(Dataset rows describing interfaces)
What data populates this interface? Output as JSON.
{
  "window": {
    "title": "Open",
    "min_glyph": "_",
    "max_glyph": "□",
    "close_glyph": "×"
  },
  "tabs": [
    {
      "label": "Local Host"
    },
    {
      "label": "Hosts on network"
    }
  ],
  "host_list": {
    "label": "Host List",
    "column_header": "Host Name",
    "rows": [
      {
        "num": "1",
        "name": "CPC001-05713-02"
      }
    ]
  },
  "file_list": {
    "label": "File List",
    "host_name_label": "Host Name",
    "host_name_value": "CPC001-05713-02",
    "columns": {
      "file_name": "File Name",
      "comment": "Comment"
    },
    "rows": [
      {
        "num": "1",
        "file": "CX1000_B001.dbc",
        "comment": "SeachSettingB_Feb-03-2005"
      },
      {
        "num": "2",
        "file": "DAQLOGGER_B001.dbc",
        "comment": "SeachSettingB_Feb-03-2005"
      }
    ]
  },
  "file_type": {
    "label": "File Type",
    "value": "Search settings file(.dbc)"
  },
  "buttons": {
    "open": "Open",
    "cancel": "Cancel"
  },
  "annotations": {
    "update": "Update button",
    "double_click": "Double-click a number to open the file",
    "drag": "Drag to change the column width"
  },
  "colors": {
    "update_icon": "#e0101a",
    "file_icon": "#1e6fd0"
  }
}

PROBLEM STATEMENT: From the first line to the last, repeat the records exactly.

REPLY:
What data populates this interface? Output as JSON.
{
  "window": {
    "title": "Open",
    "min_glyph": "_",
    "max_glyph": "□",
    "close_glyph": "×"
  },
  "tabs": [
    {
      "label": "Local Host"
    },
    {
      "label": "Hosts on network"
    }
  ],
  "host_list": {
    "label": "Host List",
    "column_header": "Host Name",
    "rows": [
      {
        "num": "1",
        "name": "CPC001-05713-02"
      }
    ]
  },
  "file_list": {
    "label": "File List",
    "host_name_label": "Host Name",
    "host_name_value": "CPC001-05713-02",
    "columns": {
      "file_name": "File Name",
      "comment": "Comment"
    },
    "rows": [
      {
        "num": "1",
        "file": "CX1000_B001.dbc",
        "comment": "SeachSettingB_Feb-03-2005"
      },
      {
        "num": "2",
        "file": "DAQLOGGER_B001.dbc",
        "comment": "SeachSettingB_Feb-03-2005"
      }
    ]
  },
  "file_type": {
    "label": "File Type",
    "value": "Search settings file(.dbc)"
  },
  "buttons": {
    "open": "Open",
    "cancel": "Cancel"
  },
  "annotations": {
    "update": "Update button",
    "double_click": "Double-click a number to open the file",
    "drag": "Drag to change the column width"
  },
  "colors": {
    "update_icon": "#e0101a",
    "file_icon": "#1e6fd0"
  }
}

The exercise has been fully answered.